#### WHAT THE TASK ASKS
Using the records below, filter for lines that contain the string "sakura" and copy them out.

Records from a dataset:
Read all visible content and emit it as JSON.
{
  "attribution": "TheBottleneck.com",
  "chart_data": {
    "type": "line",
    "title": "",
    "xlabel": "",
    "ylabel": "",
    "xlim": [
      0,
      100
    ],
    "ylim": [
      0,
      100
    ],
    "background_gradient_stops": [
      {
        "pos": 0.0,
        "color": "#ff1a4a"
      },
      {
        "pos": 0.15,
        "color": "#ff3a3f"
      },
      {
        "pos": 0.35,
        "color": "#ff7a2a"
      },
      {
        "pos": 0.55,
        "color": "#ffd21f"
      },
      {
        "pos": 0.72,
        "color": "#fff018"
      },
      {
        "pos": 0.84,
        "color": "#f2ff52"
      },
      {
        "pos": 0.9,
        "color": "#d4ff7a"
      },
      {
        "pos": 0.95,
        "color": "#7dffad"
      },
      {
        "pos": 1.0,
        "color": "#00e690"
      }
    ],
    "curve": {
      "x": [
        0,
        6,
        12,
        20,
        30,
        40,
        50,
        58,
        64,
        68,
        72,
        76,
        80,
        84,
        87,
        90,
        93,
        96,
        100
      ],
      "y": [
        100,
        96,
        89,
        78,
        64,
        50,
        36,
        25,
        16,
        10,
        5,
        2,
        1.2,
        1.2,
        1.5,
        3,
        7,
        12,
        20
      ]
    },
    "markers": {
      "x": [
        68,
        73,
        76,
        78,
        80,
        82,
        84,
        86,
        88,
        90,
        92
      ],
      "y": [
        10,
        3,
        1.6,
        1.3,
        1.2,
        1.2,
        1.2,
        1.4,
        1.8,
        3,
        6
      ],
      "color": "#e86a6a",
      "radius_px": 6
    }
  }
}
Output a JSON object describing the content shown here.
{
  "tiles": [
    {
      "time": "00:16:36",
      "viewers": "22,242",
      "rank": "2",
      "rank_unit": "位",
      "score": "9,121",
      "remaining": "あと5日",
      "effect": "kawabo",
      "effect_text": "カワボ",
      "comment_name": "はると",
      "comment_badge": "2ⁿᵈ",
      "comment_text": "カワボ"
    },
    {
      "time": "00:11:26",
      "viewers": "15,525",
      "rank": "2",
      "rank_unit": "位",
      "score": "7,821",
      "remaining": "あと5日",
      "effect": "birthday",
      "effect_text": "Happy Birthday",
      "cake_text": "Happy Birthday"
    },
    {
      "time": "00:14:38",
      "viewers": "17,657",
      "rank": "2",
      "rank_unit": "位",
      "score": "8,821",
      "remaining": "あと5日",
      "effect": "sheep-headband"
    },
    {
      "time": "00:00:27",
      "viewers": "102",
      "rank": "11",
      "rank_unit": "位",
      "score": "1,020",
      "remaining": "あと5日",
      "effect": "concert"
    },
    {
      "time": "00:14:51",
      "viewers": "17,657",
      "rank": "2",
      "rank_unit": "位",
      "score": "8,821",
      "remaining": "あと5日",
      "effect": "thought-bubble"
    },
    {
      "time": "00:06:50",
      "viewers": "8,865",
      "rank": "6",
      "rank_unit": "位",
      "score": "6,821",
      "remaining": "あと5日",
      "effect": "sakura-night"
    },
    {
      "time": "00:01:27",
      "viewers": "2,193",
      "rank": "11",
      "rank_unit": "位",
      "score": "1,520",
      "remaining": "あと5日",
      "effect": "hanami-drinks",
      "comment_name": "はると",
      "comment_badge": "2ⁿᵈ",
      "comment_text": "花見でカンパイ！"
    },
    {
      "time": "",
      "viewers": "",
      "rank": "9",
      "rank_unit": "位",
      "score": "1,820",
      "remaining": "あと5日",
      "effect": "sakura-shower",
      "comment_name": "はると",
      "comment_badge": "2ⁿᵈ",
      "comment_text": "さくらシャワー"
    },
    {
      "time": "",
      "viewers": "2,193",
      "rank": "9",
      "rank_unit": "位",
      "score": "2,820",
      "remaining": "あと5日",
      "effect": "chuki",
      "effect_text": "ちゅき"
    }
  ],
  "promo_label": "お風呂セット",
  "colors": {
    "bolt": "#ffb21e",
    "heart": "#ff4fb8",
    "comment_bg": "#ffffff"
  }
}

#### RESPONSE
      "effect": "sakura-night"
      "effect": "sakura-shower",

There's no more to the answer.